the news about Android will be paid lately enough santer. If true, Android would certainly face a new problem where its users are now very comfortable with the concept of Open Source.
Indeed, this is Google's bluff against recent EU decisions. The decision forced Google to not bundle the Chrome app and its search from Android. This is likely to have some implications for the future of Android's free business model.
Related to that, Google CEO Sundar Pichai responded through his official blog. Pichai outlines the company's response to a $ 5 billion penalty. Pichai highlights the fact that Android users will generally "install around 50 apps themselves" and can easily remove installed applications. But if Google is prevented from bundling its own app, it will disrupt the Android ecosystem.
"If mobile phone makers and mobile network operators can not include our app on their various devices, it would upset the balance of the Android ecosystem," Pichai explained, cautiously avoiding the fact that mobile phone makers will no longer be forced to package this app but can still choose to do so .
Pichai then hinted that the free Android business model relies on bundling this app. "So far, the Android business model means that we do not have to charge the mobile phone maker for our technology, or rely on a tightly controlled distribution model," Pichai said. "But we are concerned that today's decision will disrupt the cautious balance we experience with Android, and it sends out disturbing signals that support proprietary systems over open platforms."
Pichai's subtle talk about the "cautious balance" of the Android business model will be seen as a warning to consumers, mobile phone makers and the European Commission. The EU does not advise how Google should resolve application bundling violations. But it's clear that if a phone maker can bundle their own browser apps (not Chrome) and direct those searches to competitors, they could have implications for Google's advertising revenue, which now exceeds 50 percent of the company's net digital advertising revenue.

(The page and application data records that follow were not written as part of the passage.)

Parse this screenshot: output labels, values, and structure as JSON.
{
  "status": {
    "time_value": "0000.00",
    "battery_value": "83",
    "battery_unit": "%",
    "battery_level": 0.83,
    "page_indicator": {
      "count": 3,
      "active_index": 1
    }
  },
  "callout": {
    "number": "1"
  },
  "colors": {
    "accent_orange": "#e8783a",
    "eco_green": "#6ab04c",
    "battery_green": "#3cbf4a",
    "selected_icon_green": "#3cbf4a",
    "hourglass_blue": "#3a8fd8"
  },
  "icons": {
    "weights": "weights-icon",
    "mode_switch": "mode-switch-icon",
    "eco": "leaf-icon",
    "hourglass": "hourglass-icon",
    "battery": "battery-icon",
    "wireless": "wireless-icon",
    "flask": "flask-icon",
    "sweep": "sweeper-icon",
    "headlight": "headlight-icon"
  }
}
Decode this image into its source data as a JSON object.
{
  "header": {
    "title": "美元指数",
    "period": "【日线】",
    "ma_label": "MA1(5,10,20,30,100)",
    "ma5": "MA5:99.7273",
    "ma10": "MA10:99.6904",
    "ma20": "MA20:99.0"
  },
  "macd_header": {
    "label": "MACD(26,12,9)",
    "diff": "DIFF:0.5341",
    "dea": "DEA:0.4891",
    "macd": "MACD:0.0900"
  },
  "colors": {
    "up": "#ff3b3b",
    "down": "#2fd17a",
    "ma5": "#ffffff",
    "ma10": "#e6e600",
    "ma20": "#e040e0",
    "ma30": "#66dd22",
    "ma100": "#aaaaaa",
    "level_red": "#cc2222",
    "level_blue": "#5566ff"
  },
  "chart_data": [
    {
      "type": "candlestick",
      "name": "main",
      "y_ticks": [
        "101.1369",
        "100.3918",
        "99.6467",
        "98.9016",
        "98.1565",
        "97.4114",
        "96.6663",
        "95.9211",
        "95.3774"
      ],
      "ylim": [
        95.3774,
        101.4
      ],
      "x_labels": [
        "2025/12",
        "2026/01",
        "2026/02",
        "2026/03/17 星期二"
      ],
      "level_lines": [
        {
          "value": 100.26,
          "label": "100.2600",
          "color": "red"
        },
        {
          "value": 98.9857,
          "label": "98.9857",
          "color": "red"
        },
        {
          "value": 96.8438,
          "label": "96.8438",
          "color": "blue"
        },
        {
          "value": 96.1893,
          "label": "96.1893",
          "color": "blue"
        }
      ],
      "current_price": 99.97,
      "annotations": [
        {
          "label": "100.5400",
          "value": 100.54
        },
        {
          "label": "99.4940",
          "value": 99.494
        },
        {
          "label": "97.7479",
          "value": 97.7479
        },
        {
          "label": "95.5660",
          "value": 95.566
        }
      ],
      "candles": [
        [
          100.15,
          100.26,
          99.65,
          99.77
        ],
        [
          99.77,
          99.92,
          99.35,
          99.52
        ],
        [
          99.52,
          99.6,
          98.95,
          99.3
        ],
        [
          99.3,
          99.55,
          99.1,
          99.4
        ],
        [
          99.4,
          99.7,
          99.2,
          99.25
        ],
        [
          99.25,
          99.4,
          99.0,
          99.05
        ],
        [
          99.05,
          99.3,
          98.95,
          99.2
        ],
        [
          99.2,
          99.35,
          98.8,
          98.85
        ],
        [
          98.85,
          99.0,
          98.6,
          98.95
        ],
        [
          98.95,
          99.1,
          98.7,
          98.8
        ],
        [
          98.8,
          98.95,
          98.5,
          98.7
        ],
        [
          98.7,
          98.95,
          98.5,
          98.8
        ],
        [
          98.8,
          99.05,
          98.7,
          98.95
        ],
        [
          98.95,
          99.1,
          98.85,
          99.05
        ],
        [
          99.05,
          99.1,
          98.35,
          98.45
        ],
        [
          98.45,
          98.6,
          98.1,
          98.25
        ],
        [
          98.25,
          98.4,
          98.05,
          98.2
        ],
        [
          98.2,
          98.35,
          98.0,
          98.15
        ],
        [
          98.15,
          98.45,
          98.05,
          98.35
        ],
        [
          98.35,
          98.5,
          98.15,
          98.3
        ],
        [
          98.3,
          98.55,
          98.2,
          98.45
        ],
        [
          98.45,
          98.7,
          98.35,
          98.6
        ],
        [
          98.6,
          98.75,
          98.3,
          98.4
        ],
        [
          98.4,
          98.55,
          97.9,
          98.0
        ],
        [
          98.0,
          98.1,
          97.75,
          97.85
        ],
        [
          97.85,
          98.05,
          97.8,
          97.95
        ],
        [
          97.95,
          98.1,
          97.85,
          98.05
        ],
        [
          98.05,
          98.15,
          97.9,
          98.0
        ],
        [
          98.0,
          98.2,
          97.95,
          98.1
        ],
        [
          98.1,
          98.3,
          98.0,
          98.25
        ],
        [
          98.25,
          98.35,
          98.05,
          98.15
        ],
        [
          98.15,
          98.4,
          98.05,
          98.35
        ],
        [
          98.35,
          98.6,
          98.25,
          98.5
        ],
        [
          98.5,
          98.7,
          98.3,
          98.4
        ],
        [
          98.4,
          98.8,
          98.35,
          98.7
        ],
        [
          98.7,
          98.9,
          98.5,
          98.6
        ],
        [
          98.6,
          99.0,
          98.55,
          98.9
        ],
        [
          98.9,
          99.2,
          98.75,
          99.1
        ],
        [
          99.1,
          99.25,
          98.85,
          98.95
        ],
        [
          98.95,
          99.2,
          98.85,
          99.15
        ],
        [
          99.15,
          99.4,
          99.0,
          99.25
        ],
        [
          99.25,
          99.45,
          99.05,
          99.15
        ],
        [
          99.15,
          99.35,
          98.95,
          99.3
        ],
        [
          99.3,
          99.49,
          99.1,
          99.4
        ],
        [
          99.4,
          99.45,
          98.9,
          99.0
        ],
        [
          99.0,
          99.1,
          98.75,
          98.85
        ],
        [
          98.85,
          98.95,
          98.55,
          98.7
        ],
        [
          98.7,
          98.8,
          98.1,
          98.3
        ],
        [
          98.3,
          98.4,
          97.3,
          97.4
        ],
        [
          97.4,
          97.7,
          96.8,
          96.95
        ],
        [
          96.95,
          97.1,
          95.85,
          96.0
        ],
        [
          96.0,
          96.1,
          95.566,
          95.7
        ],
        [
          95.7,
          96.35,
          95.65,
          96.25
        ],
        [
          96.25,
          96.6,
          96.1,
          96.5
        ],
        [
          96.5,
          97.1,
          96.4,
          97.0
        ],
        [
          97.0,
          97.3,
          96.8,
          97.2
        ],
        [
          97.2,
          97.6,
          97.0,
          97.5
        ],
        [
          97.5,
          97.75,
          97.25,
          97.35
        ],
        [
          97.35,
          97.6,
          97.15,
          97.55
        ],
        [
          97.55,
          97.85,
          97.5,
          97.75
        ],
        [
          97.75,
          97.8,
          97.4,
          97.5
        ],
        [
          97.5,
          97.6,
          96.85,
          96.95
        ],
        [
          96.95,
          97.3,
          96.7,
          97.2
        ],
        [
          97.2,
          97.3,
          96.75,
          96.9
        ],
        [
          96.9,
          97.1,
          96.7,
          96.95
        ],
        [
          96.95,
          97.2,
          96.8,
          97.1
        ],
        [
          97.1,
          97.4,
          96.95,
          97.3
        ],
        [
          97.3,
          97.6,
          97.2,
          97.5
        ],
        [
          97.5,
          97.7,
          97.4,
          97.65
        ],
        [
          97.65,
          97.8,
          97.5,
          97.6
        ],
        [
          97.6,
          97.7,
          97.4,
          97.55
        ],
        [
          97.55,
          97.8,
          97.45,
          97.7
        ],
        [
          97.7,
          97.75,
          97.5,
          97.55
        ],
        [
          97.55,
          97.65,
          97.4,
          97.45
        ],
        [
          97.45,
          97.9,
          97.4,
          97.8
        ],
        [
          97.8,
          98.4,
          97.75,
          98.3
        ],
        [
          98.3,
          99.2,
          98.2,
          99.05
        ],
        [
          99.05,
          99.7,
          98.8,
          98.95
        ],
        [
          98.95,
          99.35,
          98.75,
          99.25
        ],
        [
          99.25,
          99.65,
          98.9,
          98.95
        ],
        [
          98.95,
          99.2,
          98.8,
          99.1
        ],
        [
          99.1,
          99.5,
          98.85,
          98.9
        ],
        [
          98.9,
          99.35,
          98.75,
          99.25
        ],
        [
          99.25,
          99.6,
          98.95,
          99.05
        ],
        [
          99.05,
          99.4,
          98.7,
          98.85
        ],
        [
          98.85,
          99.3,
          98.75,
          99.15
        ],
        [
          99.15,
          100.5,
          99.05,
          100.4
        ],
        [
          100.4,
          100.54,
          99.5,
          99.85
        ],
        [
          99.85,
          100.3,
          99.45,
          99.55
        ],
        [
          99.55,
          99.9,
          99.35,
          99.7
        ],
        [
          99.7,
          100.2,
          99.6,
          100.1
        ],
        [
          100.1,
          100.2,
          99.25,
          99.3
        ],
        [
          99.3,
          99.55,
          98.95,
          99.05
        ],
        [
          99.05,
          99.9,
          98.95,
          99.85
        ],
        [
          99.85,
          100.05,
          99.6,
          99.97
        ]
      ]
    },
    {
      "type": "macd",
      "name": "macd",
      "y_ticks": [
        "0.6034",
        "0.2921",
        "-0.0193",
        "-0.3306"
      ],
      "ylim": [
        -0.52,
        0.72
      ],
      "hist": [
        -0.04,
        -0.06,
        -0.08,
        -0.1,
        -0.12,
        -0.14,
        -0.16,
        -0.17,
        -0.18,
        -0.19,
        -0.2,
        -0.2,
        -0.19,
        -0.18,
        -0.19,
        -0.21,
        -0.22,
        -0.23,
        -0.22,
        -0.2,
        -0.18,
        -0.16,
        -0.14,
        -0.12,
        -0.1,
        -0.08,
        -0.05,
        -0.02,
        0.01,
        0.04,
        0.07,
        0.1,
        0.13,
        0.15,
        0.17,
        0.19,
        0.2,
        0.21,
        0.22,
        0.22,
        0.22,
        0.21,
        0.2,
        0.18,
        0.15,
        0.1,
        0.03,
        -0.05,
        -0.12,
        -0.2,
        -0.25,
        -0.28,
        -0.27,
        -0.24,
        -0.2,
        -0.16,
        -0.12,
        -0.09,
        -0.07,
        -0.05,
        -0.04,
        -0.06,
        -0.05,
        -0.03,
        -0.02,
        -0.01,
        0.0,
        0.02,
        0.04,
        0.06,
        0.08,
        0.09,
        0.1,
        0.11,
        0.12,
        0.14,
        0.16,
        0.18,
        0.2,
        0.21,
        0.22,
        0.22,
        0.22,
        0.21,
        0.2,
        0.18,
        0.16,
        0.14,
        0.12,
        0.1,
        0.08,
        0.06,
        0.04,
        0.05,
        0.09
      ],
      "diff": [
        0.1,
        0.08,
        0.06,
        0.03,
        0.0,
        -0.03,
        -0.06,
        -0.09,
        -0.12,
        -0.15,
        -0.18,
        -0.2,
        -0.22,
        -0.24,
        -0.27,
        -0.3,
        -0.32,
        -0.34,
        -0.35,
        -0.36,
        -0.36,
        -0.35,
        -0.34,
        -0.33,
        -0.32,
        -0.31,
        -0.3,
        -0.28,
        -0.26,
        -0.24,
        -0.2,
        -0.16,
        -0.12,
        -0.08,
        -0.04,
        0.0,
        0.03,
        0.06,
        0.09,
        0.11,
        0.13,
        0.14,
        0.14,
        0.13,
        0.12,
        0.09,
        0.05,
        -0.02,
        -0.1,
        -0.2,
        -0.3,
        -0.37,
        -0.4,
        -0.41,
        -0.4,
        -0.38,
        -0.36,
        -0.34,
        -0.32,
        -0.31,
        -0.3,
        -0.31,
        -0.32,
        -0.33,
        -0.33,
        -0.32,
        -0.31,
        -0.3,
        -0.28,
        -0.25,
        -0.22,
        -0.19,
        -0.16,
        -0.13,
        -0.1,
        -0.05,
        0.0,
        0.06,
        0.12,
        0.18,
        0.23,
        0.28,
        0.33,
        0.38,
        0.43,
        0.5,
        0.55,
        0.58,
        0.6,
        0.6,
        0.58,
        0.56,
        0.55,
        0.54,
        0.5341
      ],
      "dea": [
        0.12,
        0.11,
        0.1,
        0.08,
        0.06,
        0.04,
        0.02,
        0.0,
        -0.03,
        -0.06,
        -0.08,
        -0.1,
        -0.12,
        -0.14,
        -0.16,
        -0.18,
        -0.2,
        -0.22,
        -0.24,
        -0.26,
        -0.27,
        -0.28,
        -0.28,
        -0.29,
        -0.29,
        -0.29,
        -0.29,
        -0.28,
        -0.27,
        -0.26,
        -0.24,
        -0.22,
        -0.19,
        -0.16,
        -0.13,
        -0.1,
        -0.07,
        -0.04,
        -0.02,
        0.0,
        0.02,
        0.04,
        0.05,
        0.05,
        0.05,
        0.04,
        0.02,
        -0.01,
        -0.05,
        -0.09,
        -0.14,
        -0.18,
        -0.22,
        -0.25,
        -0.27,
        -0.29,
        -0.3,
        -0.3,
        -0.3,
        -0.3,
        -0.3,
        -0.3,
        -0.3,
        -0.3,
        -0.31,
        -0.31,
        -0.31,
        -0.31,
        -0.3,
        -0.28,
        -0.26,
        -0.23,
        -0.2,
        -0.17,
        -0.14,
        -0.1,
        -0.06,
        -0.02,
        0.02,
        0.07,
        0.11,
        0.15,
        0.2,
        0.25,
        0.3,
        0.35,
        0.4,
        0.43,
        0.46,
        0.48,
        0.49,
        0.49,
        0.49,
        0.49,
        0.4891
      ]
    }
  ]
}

Given Google's dominance in searches and browsers as well as other services, Pichai's warning is more like a bluff to popular court opinion than a serious threat that Android will no longer be free.